About this exercise: Restate the listing below word for word; no pictures belong in the copy.
<<<<
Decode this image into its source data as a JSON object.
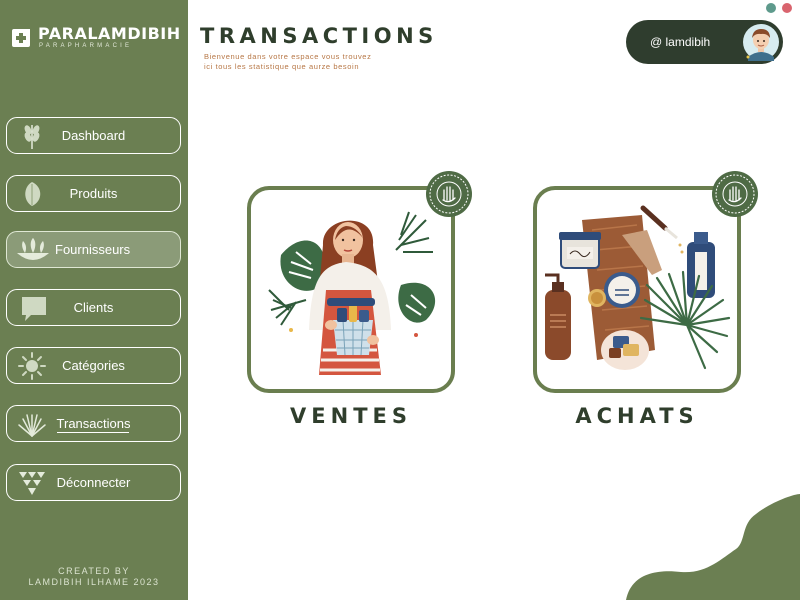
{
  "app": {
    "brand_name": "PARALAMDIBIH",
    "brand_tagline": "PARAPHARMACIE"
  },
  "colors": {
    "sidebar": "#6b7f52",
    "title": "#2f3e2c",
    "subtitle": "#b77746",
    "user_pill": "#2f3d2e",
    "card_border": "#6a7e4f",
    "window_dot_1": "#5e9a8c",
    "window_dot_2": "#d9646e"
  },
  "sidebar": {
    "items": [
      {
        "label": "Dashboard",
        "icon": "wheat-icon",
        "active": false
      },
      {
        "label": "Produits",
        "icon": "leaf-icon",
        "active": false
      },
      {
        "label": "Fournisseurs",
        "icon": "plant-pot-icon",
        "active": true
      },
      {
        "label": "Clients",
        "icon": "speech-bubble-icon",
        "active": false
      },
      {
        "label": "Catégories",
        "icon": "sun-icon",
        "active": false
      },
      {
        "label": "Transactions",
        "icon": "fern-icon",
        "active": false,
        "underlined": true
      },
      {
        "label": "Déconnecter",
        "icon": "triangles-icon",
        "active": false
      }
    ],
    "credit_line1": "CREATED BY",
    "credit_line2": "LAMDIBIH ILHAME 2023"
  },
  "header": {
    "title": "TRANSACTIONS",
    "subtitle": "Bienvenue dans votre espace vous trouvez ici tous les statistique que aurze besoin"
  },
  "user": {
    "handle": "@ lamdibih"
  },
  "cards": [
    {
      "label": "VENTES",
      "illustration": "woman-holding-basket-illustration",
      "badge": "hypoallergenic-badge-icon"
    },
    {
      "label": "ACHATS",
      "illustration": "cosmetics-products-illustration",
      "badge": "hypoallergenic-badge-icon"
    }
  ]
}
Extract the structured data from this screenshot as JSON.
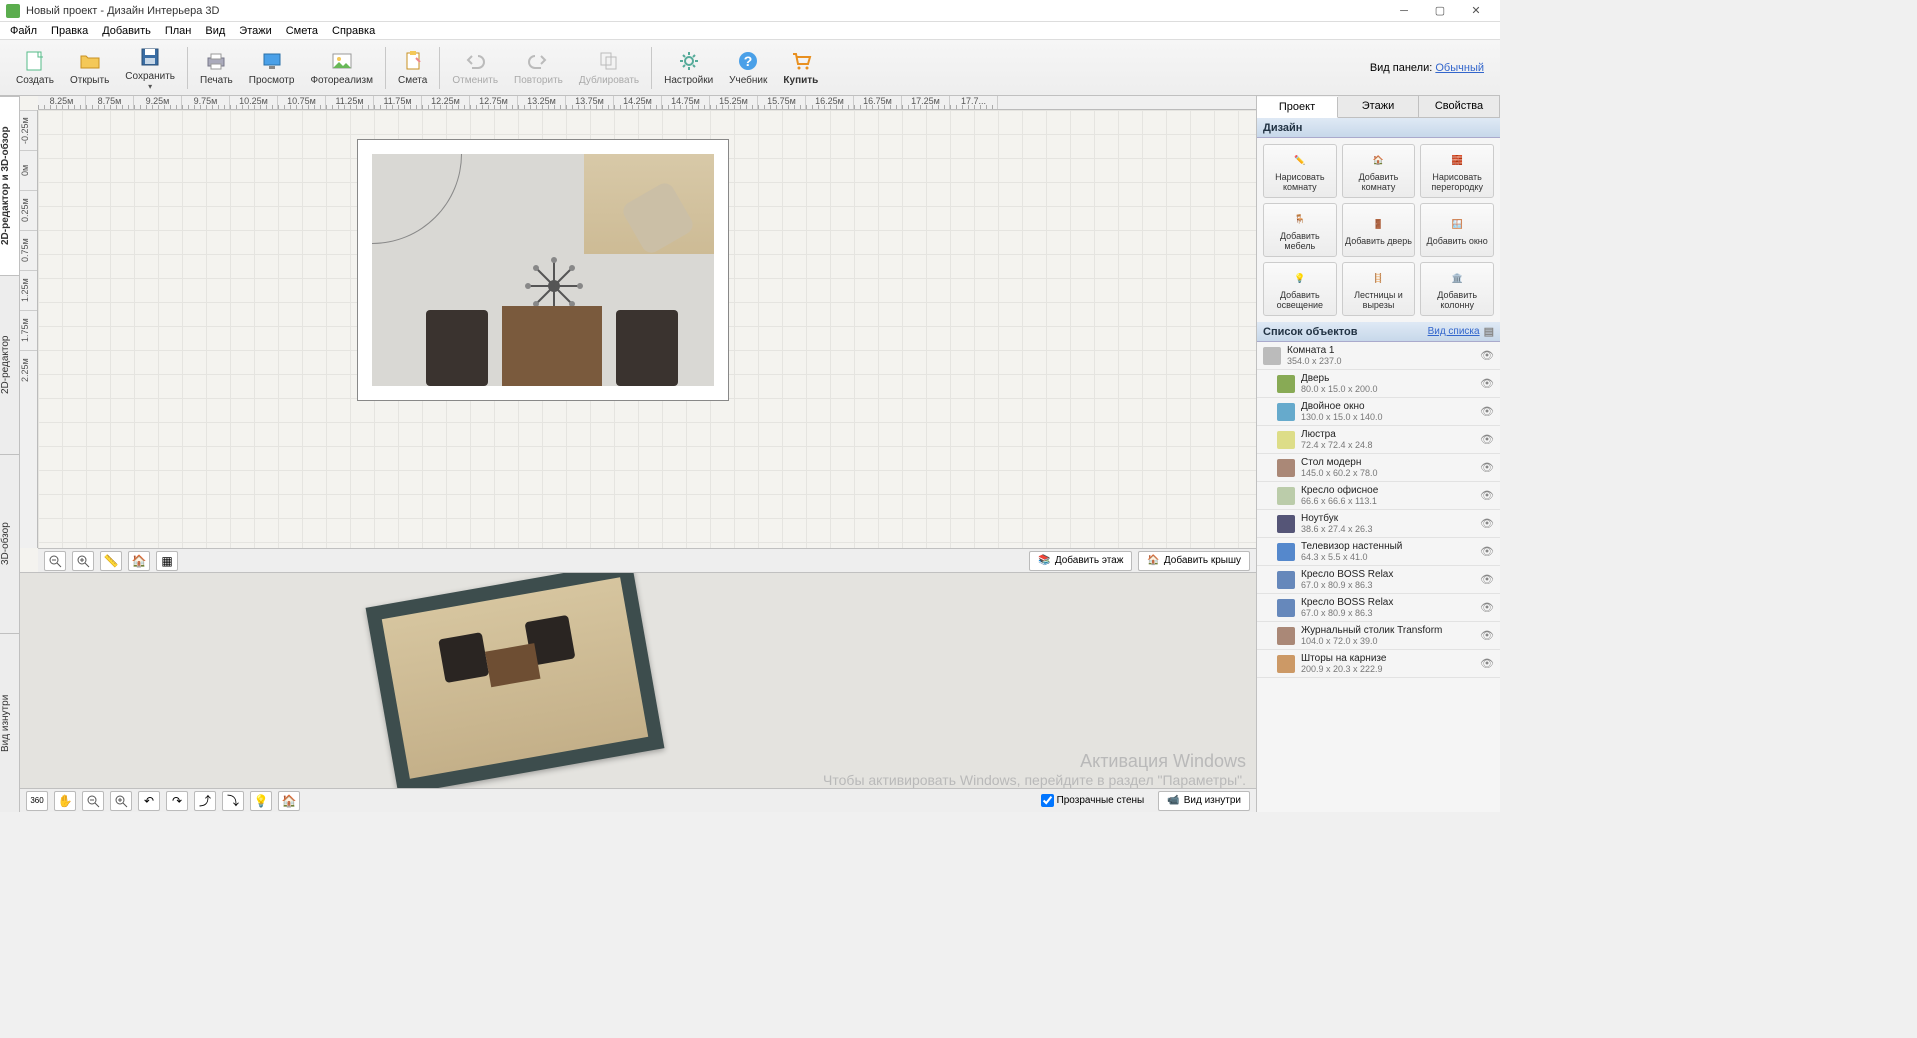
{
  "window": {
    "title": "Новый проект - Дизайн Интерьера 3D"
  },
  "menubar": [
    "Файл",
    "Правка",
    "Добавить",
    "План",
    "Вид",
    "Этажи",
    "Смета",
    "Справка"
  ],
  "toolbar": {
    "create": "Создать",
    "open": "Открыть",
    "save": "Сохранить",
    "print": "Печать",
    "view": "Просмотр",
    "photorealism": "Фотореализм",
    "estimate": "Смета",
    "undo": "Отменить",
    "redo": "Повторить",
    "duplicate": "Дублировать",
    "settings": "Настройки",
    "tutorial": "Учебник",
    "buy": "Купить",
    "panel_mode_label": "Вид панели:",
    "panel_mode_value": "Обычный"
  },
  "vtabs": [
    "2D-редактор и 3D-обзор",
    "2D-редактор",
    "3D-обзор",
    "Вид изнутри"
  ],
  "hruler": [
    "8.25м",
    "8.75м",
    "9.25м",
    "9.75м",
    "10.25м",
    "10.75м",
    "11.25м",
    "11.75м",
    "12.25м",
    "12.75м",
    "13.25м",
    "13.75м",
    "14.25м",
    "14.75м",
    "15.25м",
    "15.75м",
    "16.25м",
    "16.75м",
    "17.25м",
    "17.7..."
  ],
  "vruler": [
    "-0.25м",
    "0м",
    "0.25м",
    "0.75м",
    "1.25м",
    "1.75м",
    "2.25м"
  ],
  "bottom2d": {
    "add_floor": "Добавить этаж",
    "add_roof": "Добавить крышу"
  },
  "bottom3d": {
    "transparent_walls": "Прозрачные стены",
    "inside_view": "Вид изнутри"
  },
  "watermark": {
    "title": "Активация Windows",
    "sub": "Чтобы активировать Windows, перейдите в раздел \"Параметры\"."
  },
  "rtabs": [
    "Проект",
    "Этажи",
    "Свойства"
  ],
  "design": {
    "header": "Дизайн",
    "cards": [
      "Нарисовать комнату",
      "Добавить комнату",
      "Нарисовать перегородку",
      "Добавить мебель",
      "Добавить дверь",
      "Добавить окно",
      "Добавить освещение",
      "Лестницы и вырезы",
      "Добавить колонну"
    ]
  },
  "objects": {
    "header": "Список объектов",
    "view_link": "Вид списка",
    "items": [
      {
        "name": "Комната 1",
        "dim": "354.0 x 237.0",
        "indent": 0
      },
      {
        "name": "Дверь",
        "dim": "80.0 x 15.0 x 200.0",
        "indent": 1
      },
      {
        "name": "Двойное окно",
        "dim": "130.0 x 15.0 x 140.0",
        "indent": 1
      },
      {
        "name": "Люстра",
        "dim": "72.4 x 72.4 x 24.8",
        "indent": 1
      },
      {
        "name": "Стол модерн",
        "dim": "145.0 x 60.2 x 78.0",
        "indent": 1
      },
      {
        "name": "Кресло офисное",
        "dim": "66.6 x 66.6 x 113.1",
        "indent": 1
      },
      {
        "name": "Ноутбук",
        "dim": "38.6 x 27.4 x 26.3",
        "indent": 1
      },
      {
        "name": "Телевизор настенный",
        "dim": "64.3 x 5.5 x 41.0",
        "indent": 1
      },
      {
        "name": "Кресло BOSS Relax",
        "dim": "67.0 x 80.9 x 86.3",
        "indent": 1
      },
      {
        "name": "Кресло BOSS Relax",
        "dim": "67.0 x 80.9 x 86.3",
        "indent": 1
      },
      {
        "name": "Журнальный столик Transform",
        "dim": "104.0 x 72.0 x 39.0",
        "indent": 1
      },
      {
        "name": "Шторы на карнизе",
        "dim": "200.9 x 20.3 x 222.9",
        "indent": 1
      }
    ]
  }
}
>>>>
Task result:
Decode this image into its source data as a JSON object.
{
  "app": {
    "brand_name": "PARALAMDIBIH",
    "brand_tagline": "PARAPHARMACIE"
  },
  "colors": {
    "sidebar": "#6b7f52",
    "title": "#2f3e2c",
    "subtitle": "#b77746",
    "user_pill": "#2f3d2e",
    "card_border": "#6a7e4f",
    "window_dot_1": "#5e9a8c",
    "window_dot_2": "#d9646e"
  },
  "sidebar": {
    "items": [
      {
        "label": "Dashboard",
        "icon": "wheat-icon",
        "active": false
      },
      {
        "label": "Produits",
        "icon": "leaf-icon",
        "active": false
      },
      {
        "label": "Fournisseurs",
        "icon": "plant-pot-icon",
        "active": true
      },
      {
        "label": "Clients",
        "icon": "speech-bubble-icon",
        "active": false
      },
      {
        "label": "Catégories",
        "icon": "sun-icon",
        "active": false
      },
      {
        "label": "Transactions",
        "icon": "fern-icon",
        "active": false,
        "underlined": true
      },
      {
        "label": "Déconnecter",
        "icon": "triangles-icon",
        "active": false
      }
    ],
    "credit_line1": "CREATED BY",
    "credit_line2": "LAMDIBIH ILHAME 2023"
  },
  "header": {
    "title": "TRANSACTIONS",
    "subtitle": "Bienvenue dans votre espace vous trouvez ici tous les statistique que aurze besoin"
  },
  "user": {
    "handle": "@ lamdibih"
  },
  "cards": [
    {
      "label": "VENTES",
      "illustration": "woman-holding-basket-illustration",
      "badge": "hypoallergenic-badge-icon"
    },
    {
      "label": "ACHATS",
      "illustration": "cosmetics-products-illustration",
      "badge": "hypoallergenic-badge-icon"
    }
  ]
}
Extract the structured data from this screenshot as JSON.
{
  "window": {
    "title": "Новый проект - Дизайн Интерьера 3D"
  },
  "menubar": [
    "Файл",
    "Правка",
    "Добавить",
    "План",
    "Вид",
    "Этажи",
    "Смета",
    "Справка"
  ],
  "toolbar": {
    "create": "Создать",
    "open": "Открыть",
    "save": "Сохранить",
    "print": "Печать",
    "view": "Просмотр",
    "photorealism": "Фотореализм",
    "estimate": "Смета",
    "undo": "Отменить",
    "redo": "Повторить",
    "duplicate": "Дублировать",
    "settings": "Настройки",
    "tutorial": "Учебник",
    "buy": "Купить",
    "panel_mode_label": "Вид панели:",
    "panel_mode_value": "Обычный"
  },
  "vtabs": [
    "2D-редактор и 3D-обзор",
    "2D-редактор",
    "3D-обзор",
    "Вид изнутри"
  ],
  "hruler": [
    "8.25м",
    "8.75м",
    "9.25м",
    "9.75м",
    "10.25м",
    "10.75м",
    "11.25м",
    "11.75м",
    "12.25м",
    "12.75м",
    "13.25м",
    "13.75м",
    "14.25м",
    "14.75м",
    "15.25м",
    "15.75м",
    "16.25м",
    "16.75м",
    "17.25м",
    "17.7..."
  ],
  "vruler": [
    "-0.25м",
    "0м",
    "0.25м",
    "0.75м",
    "1.25м",
    "1.75м",
    "2.25м"
  ],
  "bottom2d": {
    "add_floor": "Добавить этаж",
    "add_roof": "Добавить крышу"
  },
  "bottom3d": {
    "transparent_walls": "Прозрачные стены",
    "inside_view": "Вид изнутри"
  },
  "watermark": {
    "title": "Активация Windows",
    "sub": "Чтобы активировать Windows, перейдите в раздел \"Параметры\"."
  },
  "rtabs": [
    "Проект",
    "Этажи",
    "Свойства"
  ],
  "design": {
    "header": "Дизайн",
    "cards": [
      "Нарисовать комнату",
      "Добавить комнату",
      "Нарисовать перегородку",
      "Добавить мебель",
      "Добавить дверь",
      "Добавить окно",
      "Добавить освещение",
      "Лестницы и вырезы",
      "Добавить колонну"
    ]
  },
  "objects": {
    "header": "Список объектов",
    "view_link": "Вид списка",
    "items": [
      {
        "name": "Комната 1",
        "dim": "354.0 x 237.0",
        "indent": 0
      },
      {
        "name": "Дверь",
        "dim": "80.0 x 15.0 x 200.0",
        "indent": 1
      },
      {
        "name": "Двойное окно",
        "dim": "130.0 x 15.0 x 140.0",
        "indent": 1
      },
      {
        "name": "Люстра",
        "dim": "72.4 x 72.4 x 24.8",
        "indent": 1
      },
      {
        "name": "Стол модерн",
        "dim": "145.0 x 60.2 x 78.0",
        "indent": 1
      },
      {
        "name": "Кресло офисное",
        "dim": "66.6 x 66.6 x 113.1",
        "indent": 1
      },
      {
        "name": "Ноутбук",
        "dim": "38.6 x 27.4 x 26.3",
        "indent": 1
      },
      {
        "name": "Телевизор настенный",
        "dim": "64.3 x 5.5 x 41.0",
        "indent": 1
      },
      {
        "name": "Кресло BOSS Relax",
        "dim": "67.0 x 80.9 x 86.3",
        "indent": 1
      },
      {
        "name": "Кресло BOSS Relax",
        "dim": "67.0 x 80.9 x 86.3",
        "indent": 1
      },
      {
        "name": "Журнальный столик Transform",
        "dim": "104.0 x 72.0 x 39.0",
        "indent": 1
      },
      {
        "name": "Шторы на карнизе",
        "dim": "200.9 x 20.3 x 222.9",
        "indent": 1
      }
    ]
  }
}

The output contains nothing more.